As an operating system, Linux is extremely popular with hard core technical enthusiasts. Those who work on it, swear by it. It is robust, safe, and scalable. However, there are folks who’ve gotten used to a Windows UI who tend to shy away from it. In this tutorial, you’ll get to see how simple and powerful Linux can be – if you just learn a few basic commands and practice them. We will walk you through one such command today – copying directories
Linux – an introduction
Linux is free operating system. By free, what we mean is that the source code of Linux comes free. This means that the code of the operating system is available to all and you can modify and add to it according to your need. Thus, since its inception Linux has gone through many changes and there is a strong and growing community of Linux programmers who keep on adding to its functionalities. If you do not have prior experience with Linux, we highly recommend you first try out this Linux crash course to get familiar with it. This will help set the framework for the terms we use in the rest of the article.
The link system in Linux
To understand how files and directories are created in Linux and how to work with them, you need to understand links first. The concepts of files and folders are similar to other operating systems.

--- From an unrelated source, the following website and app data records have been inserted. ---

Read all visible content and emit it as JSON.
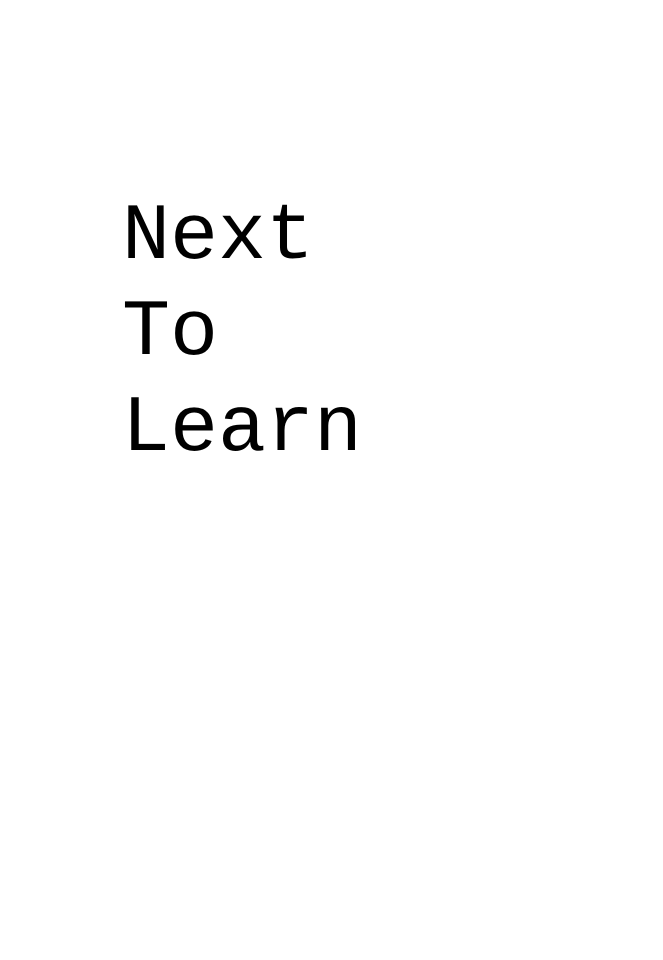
{
  "title": {
    "lines": [
      "Next",
      "To",
      "Learn"
    ]
  },
  "colors": {
    "background": "#ffffff",
    "text": "#000000"
  }
}
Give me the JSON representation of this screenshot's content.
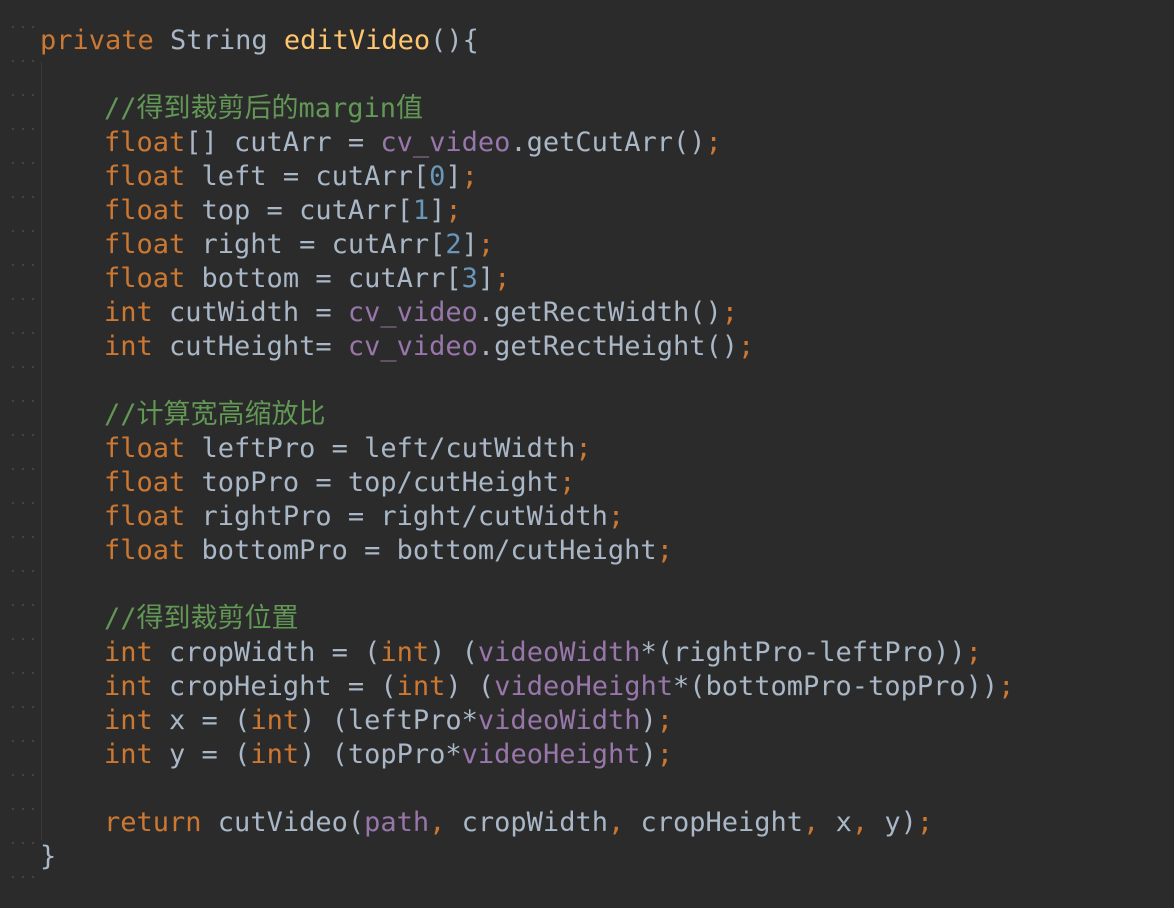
{
  "code_lines": [
    {
      "indent": 0,
      "tokens": [
        [
          "kw",
          "private"
        ],
        [
          "pl",
          " String "
        ],
        [
          "fn",
          "editVideo"
        ],
        [
          "pl",
          "(){"
        ]
      ]
    },
    {
      "indent": 0,
      "tokens": []
    },
    {
      "indent": 1,
      "tokens": [
        [
          "cm",
          "//得到裁剪后的margin值"
        ]
      ]
    },
    {
      "indent": 1,
      "tokens": [
        [
          "kw",
          "float"
        ],
        [
          "pl",
          "[] cutArr = "
        ],
        [
          "fd",
          "cv_video"
        ],
        [
          "pl",
          ".getCutArr()"
        ],
        [
          "kw",
          ";"
        ]
      ]
    },
    {
      "indent": 1,
      "tokens": [
        [
          "kw",
          "float"
        ],
        [
          "pl",
          " left = cutArr["
        ],
        [
          "nm",
          "0"
        ],
        [
          "pl",
          "]"
        ],
        [
          "kw",
          ";"
        ]
      ]
    },
    {
      "indent": 1,
      "tokens": [
        [
          "kw",
          "float"
        ],
        [
          "pl",
          " top = cutArr["
        ],
        [
          "nm",
          "1"
        ],
        [
          "pl",
          "]"
        ],
        [
          "kw",
          ";"
        ]
      ]
    },
    {
      "indent": 1,
      "tokens": [
        [
          "kw",
          "float"
        ],
        [
          "pl",
          " right = cutArr["
        ],
        [
          "nm",
          "2"
        ],
        [
          "pl",
          "]"
        ],
        [
          "kw",
          ";"
        ]
      ]
    },
    {
      "indent": 1,
      "tokens": [
        [
          "kw",
          "float"
        ],
        [
          "pl",
          " bottom = cutArr["
        ],
        [
          "nm",
          "3"
        ],
        [
          "pl",
          "]"
        ],
        [
          "kw",
          ";"
        ]
      ]
    },
    {
      "indent": 1,
      "tokens": [
        [
          "kw",
          "int"
        ],
        [
          "pl",
          " cutWidth = "
        ],
        [
          "fd",
          "cv_video"
        ],
        [
          "pl",
          ".getRectWidth()"
        ],
        [
          "kw",
          ";"
        ]
      ]
    },
    {
      "indent": 1,
      "tokens": [
        [
          "kw",
          "int"
        ],
        [
          "pl",
          " cutHeight= "
        ],
        [
          "fd",
          "cv_video"
        ],
        [
          "pl",
          ".getRectHeight()"
        ],
        [
          "kw",
          ";"
        ]
      ]
    },
    {
      "indent": 0,
      "tokens": []
    },
    {
      "indent": 1,
      "tokens": [
        [
          "cm",
          "//计算宽高缩放比"
        ]
      ]
    },
    {
      "indent": 1,
      "tokens": [
        [
          "kw",
          "float"
        ],
        [
          "pl",
          " leftPro = left/cutWidth"
        ],
        [
          "kw",
          ";"
        ]
      ]
    },
    {
      "indent": 1,
      "tokens": [
        [
          "kw",
          "float"
        ],
        [
          "pl",
          " topPro = top/cutHeight"
        ],
        [
          "kw",
          ";"
        ]
      ]
    },
    {
      "indent": 1,
      "tokens": [
        [
          "kw",
          "float"
        ],
        [
          "pl",
          " rightPro = right/cutWidth"
        ],
        [
          "kw",
          ";"
        ]
      ]
    },
    {
      "indent": 1,
      "tokens": [
        [
          "kw",
          "float"
        ],
        [
          "pl",
          " bottomPro = bottom/cutHeight"
        ],
        [
          "kw",
          ";"
        ]
      ]
    },
    {
      "indent": 0,
      "tokens": []
    },
    {
      "indent": 1,
      "tokens": [
        [
          "cm",
          "//得到裁剪位置"
        ]
      ]
    },
    {
      "indent": 1,
      "tokens": [
        [
          "kw",
          "int"
        ],
        [
          "pl",
          " cropWidth = ("
        ],
        [
          "kw",
          "int"
        ],
        [
          "pl",
          ") ("
        ],
        [
          "fd",
          "videoWidth"
        ],
        [
          "pl",
          "*(rightPro-leftPro))"
        ],
        [
          "kw",
          ";"
        ]
      ]
    },
    {
      "indent": 1,
      "tokens": [
        [
          "kw",
          "int"
        ],
        [
          "pl",
          " cropHeight = ("
        ],
        [
          "kw",
          "int"
        ],
        [
          "pl",
          ") ("
        ],
        [
          "fd",
          "videoHeight"
        ],
        [
          "pl",
          "*(bottomPro-topPro))"
        ],
        [
          "kw",
          ";"
        ]
      ]
    },
    {
      "indent": 1,
      "tokens": [
        [
          "kw",
          "int"
        ],
        [
          "pl",
          " x = ("
        ],
        [
          "kw",
          "int"
        ],
        [
          "pl",
          ") (leftPro*"
        ],
        [
          "fd",
          "videoWidth"
        ],
        [
          "pl",
          ")"
        ],
        [
          "kw",
          ";"
        ]
      ]
    },
    {
      "indent": 1,
      "tokens": [
        [
          "kw",
          "int"
        ],
        [
          "pl",
          " y = ("
        ],
        [
          "kw",
          "int"
        ],
        [
          "pl",
          ") (topPro*"
        ],
        [
          "fd",
          "videoHeight"
        ],
        [
          "pl",
          ")"
        ],
        [
          "kw",
          ";"
        ]
      ]
    },
    {
      "indent": 0,
      "tokens": []
    },
    {
      "indent": 1,
      "tokens": [
        [
          "kw",
          "return"
        ],
        [
          "pl",
          " cutVideo("
        ],
        [
          "fd",
          "path"
        ],
        [
          "kw",
          ", "
        ],
        [
          "pl",
          "cropWidth"
        ],
        [
          "kw",
          ", "
        ],
        [
          "pl",
          "cropHeight"
        ],
        [
          "kw",
          ", "
        ],
        [
          "pl",
          "x"
        ],
        [
          "kw",
          ", "
        ],
        [
          "pl",
          "y)"
        ],
        [
          "kw",
          ";"
        ]
      ]
    },
    {
      "indent": 0,
      "tokens": [
        [
          "pl",
          "}"
        ]
      ]
    }
  ],
  "colors": {
    "background": "#2b2b2b",
    "keyword": "#cc7832",
    "function": "#ffc66d",
    "comment": "#629755",
    "field": "#9876aa",
    "number": "#6897bb",
    "plain": "#a9b7c6"
  }
}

For example, you may have worked with folders in Windows. Yes, folders are the places where we store our files. What folders are to Windows, directories are to Linux. Let us discuss how files and directories are created in Linux and then we will see how we can copy directories.
How directories are created in Linux
When you create a file in Linux, several types of information gets linked to it internally – the user who created it, the permissions, time of creation, linkages. So, when you create a file or directory in Linux, an inode number is assigned to the directory data as stored in the disk and the directory name points to the inode number.
The copy command in Linux
The command cp, an abbreviation of ‘copy’, is used to copy files and directories in Linux.
The default syntax for cp is
>cp source destination
source is the source file or directory you want to copy
destination is the new place – file or directory – where you want to copy it to
Here is a simple example copying a file from one location to another
>cp myfile.txt newdir/.
This copies the file myfie.txt from the current directory to the newdir/ directory
These were some simple copy examples. Let’s now look at how to copy an entire directory.
How to copy directories with the cp command
It’s actually pretty simple. Just specify your source and destination directories as arguments to the copy command!
> cp dir1/ dir2/
This copies everything from dir1/ into dir2/. Well, not quite everything. If dir1/ has any sub directories, or soft links, they are not copied over by default. Linux can’t quite guess your intentions. You have to specifically tell it if you want to copy over all subdirectories, hidden files, or links. The copy command has specific options to cover all of those, and much more. Let’s go through some of the important options.
In order to copy all the subdirectories of a parent directory, you need to give the ‘-r’ option. Note that options are not case sensitive. You can use ‘-r’ or ‘-R’ interchangeably. Here’s what it looks like:
> cp –r dir1/ dir2/
Now you need to be careful with this option. If your directory structure is quite nested, this may take a long time, or may get stuck in between – if there are broken files or subdirectories hidden a few layers below.
Note that if the destination directory, dir2/ already has files or subdirectories of the same name, your files or subdirectories will not be copied over.
Force a copy
You may run into situations where you want to force a copy, for example in the situation mentioned above, where the destination already has files with the same name. The Linux copy command gives you an easy way out. Here’s how:
> cp –rf dir1/ dir2/
Note the additional ‘f’ along with our ‘-r’ option. This tells Linux, to forcefully copy over files and subdirectories from the source directory.
Creating an archive
If you want to save your directory as an archive, you can use
> cp –a dir1/ dir2/
The – a option helps to preserve the structure and attributes of the original directory into the new directory.
The cp command when not coping recursively follows the symbolic links. This is a default option and it can be overridden by specifying options like ‘-d’ which means “–no-dereference”.
To copy over symbolic links, you can use ‘-d’ or ‘- – no- dereference ‘ option. The cp command does not copy the files that the links point to but copies the symbolic links only. It also preserves the hard links between the source files in the copies also.
> cp –d dir1/ dir2/
Note that by default, copy does not let you copy a file over to itself ie the source and the destination have to be different.
Of course, this is just the tip of the iceberg. The copy command has many more options and we cannot cover them all here. If you need more details, just use the ‘man’ command and Linux will list out all the options, what they mean, and how to use them.
> man cp
We hope this tutorial gave you a fair idea of how to copy directories in Linux. As you can see, Linux copy gives you a much finer level of control than Windows drag and drop. With a very wide range of options to specify exactly what and how you want to do things, it’s no wonder Linux is widely liked in the technical community.